Are there dozens of RPG or COBOL listings? If yes, consider learning these tools. More than likely there are few in your area.
If you have no computer background, pick up skills where the jobs are (C#, Java, SQL, SAP, etc) and where public education is available (not RPG and not COBOL).
If you have all the popular skills, why would you look at landing a job with legacy software? Only makes sense if you are within 5 or 10 years of retirement.
Most Iseries shops are transitioning AWAY from RPG and COBOL, although it may take 5 or 10 years to arrive. Many are moving to ERP or other packages such as JDE or SAP. None of these platforms run RPG or COBOL in their current flagship versions.
And where would you pick up the skills? There are no community colleges that teach RPG or COBOL or CL anymore (maybe in India??)
No platform is uncool by itself, only in the context that there is limited earning ability associated with it.
From: midrange-l-bounces@xxxxxxxxxxxx [mailto:midrange-l-bounces@xxxxxxxxxxxx] On Behalf Of Clay B Carley
Sent: Tuesday, May 14, 2013 10:06 AM
To: Midrange Systems Technical Discussion
Subject: Recommendations for a newcomer?
Being new to midrange systems, I'm attempting to pick up skills that will be useful for me in the future, in hopes to get a job working with them. Reading articles that say things like COBOL is uncool, and RPG is worse isn't really giving me hope for a future working with a midrange system though.

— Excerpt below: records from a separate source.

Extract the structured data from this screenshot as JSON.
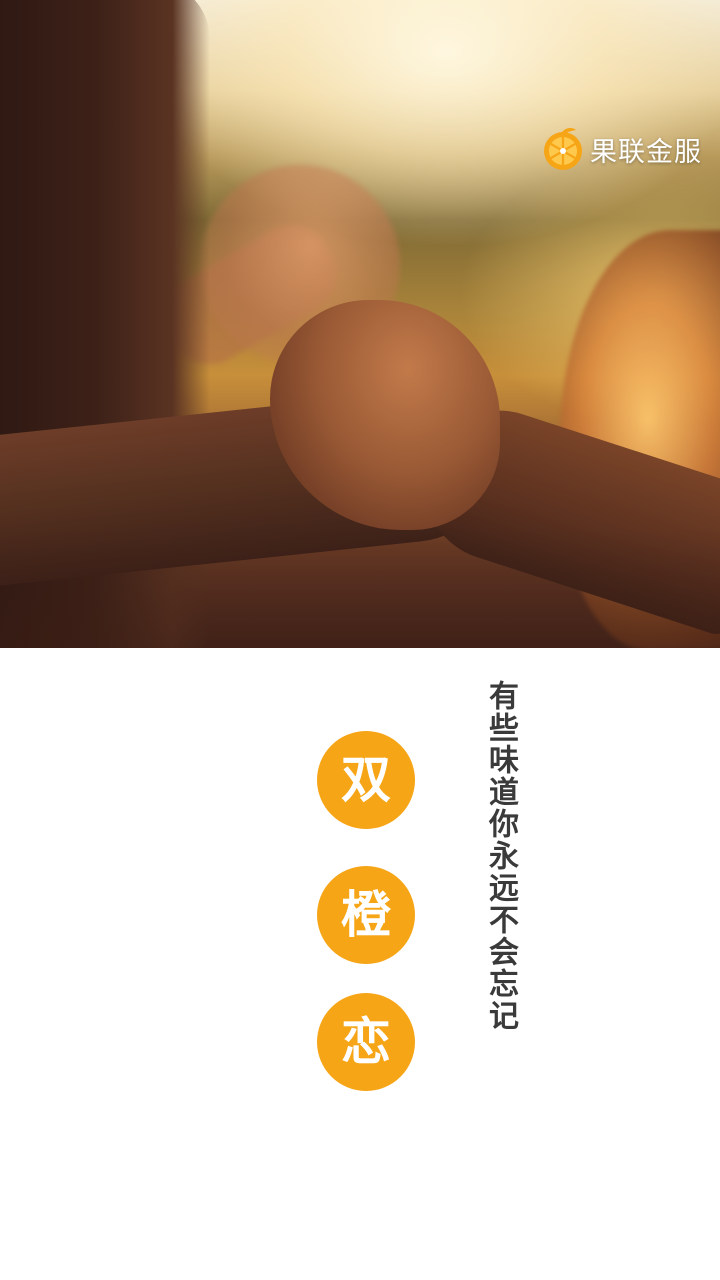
{
  "brand": {
    "name": "果联金服",
    "icon": "orange-slice-logo-icon",
    "accent": "#f6a516"
  },
  "hero": {
    "image": "couple-holding-hands-sunset-photo"
  },
  "title_chars": [
    "双",
    "橙",
    "恋"
  ],
  "tagline": "有些味道你永远不会忘记",
  "colors": {
    "circle": "#f6a516",
    "circle_text": "#ffffff",
    "tagline": "#3a3a3a",
    "background": "#ffffff"
  }
}
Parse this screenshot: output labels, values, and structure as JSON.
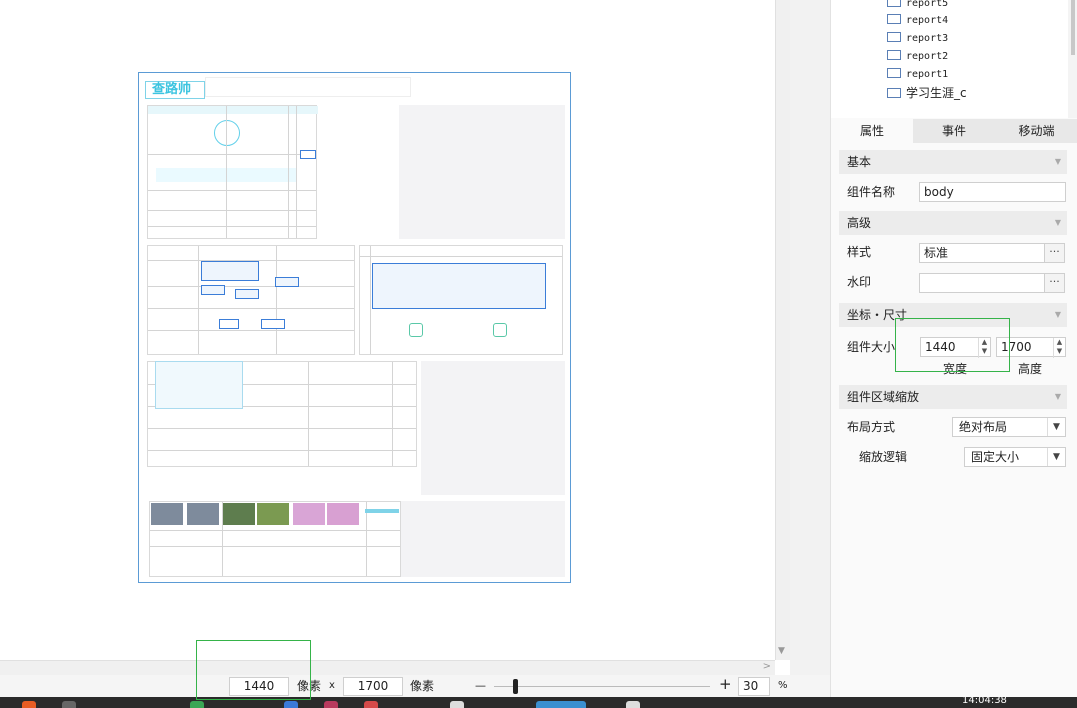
{
  "canvas": {
    "mini_title": "查路帅"
  },
  "tree": {
    "items": [
      "report5",
      "report4",
      "report3",
      "report2",
      "report1",
      "学习生涯_c"
    ]
  },
  "tabs": [
    "属性",
    "事件",
    "移动端"
  ],
  "sections": {
    "basic": "基本",
    "advanced": "高级",
    "coords": "坐标・尺寸",
    "zone_scale": "组件区域缩放"
  },
  "props": {
    "component_name_label": "组件名称",
    "component_name_value": "body",
    "style_label": "样式",
    "style_value": "标准",
    "watermark_label": "水印",
    "watermark_value": "",
    "size_label": "组件大小",
    "width_value": "1440",
    "height_value": "1700",
    "width_caption": "宽度",
    "height_caption": "高度",
    "layout_label": "布局方式",
    "layout_value": "绝对布局",
    "scale_label": "缩放逻辑",
    "scale_value": "固定大小",
    "dots": "···"
  },
  "statusbar": {
    "width_value": "1440",
    "unit1": "像素",
    "times": "x",
    "height_value": "1700",
    "unit2": "像素",
    "minus": "—",
    "plus": "+",
    "zoom_value": "30",
    "percent": "%"
  },
  "taskbar": {
    "clock": "14:04:38"
  },
  "colors": {
    "highlight": "#35b349",
    "frame_border": "#5b9bd5",
    "accent_cyan": "#3cc4e0"
  },
  "icons": {
    "chevron": "chevron-down-icon",
    "spin": "spin-arrows-icon",
    "more": "more-dots-icon"
  }
}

Is it going to be worth my time to learn things like CL, COBOL, and RPG now? Or are they fading away? It would be pretty sad to finally become proficient with these languages, only to find out that they are dead and replaced with <blah> instead.
What would you recommend a newcomer focus on (aside from system operations)?
Reading Rob's message from last week regarding "20 years of experience, versus one year of experience repeated 20 times" looks like a pretty good starting place I suppose. I'm really trying to look at where we're going to be in the years to come, not necessarily tomorrow.
Thanks for any suggestions,
This mailing list archive is Copyright 1997-2013 by MIDRANGE dot COM and David Gibbs as a compilation work. Use of the archive is restricted to research of a business or technical nature. Any other uses are prohibited. Full details are available here. If you have questions about this, please contact